One of the things I like best about gardening is the annual discovery of “volunteers,” useful plants that have unexpectedly reseeded themselves. I find them everywhere, from gourds atop the compost pile to a dill plant among the nasturtiums.
Part of the fun is trying to recognize a useful volunteer versus a weed. Sometimes I let a mystery plant grow until I have an idea of what it is. Once, for example, I noticed a plant with large squash-like leaves growing
If you have a garden, there’s a 100 percent chance that it will attract critters. Over the years Phil (my husband) and I have discovered everything from snapping turtles to slugs; even a mama turkey and her chicks.

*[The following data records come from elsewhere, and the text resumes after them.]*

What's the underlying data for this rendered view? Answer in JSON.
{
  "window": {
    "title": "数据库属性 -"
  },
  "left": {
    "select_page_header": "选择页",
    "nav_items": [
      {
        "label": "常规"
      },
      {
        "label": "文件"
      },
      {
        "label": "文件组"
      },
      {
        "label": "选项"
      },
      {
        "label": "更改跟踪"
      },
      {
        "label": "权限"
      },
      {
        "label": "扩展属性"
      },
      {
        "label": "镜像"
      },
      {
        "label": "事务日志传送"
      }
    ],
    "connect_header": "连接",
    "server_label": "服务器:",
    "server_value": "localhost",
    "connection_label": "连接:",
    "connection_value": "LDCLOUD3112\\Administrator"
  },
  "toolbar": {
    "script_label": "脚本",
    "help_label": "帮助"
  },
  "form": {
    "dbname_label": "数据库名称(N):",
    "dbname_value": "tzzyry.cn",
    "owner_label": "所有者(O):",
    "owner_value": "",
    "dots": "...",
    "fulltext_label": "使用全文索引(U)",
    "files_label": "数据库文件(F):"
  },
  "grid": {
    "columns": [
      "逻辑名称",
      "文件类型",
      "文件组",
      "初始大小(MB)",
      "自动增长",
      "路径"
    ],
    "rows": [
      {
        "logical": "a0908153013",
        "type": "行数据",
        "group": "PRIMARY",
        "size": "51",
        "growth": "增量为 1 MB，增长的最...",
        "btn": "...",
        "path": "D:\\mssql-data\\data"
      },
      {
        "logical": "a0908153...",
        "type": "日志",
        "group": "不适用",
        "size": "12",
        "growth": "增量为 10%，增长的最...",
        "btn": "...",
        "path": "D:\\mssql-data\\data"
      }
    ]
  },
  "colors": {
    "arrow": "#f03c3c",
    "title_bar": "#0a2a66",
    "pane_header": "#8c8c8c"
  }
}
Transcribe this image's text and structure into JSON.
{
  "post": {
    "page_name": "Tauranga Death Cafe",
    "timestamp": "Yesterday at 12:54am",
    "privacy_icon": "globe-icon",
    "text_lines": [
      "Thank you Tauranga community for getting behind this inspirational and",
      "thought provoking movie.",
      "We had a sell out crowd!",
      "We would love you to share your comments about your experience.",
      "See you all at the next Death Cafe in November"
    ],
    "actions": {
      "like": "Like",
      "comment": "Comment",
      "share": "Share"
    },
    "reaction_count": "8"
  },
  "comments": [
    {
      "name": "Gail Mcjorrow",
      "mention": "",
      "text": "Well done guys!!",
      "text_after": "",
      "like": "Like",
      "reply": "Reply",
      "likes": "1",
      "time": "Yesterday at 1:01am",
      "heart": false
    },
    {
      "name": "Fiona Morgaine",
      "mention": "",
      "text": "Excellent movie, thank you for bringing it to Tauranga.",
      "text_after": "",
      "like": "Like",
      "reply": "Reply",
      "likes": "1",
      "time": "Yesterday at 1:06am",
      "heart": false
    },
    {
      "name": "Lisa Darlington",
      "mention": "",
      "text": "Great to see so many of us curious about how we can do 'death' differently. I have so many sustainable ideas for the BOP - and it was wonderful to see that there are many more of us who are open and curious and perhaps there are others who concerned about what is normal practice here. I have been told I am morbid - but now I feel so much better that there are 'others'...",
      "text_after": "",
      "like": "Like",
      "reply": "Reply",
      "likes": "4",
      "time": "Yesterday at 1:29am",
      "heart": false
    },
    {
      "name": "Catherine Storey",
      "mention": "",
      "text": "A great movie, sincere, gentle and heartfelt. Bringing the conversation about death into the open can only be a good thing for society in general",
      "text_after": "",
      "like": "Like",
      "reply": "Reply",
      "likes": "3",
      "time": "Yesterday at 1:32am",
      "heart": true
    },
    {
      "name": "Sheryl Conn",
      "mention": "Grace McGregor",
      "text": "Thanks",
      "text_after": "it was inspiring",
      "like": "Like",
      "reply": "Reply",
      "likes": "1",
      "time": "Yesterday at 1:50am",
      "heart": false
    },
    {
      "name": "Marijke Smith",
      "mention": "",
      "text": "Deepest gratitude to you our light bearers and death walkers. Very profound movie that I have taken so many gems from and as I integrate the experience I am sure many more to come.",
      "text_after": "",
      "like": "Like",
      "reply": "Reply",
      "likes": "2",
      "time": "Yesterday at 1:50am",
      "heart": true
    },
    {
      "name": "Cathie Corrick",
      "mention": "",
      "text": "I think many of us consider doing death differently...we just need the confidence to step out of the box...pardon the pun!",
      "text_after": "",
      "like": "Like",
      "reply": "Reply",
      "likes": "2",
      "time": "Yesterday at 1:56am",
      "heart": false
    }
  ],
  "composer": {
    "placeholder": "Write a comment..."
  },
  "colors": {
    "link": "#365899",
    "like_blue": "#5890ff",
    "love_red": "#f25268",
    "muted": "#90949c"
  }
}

Most of these animals do relatively little damage. Deer and rabbits are the BIG exception. Our garden seems to have a neon sign inviting them over, in part because the garden borders a brook and faces a large swath of woodland.
Last night my husband Phil and I enjoyed a picnic in the nearby Blue Hills complete with a baguette and a tub of cilantro pesto. That’s actually what prompted this post, because the pesto (recipe below) was made a few days ago with cilantro from our garden.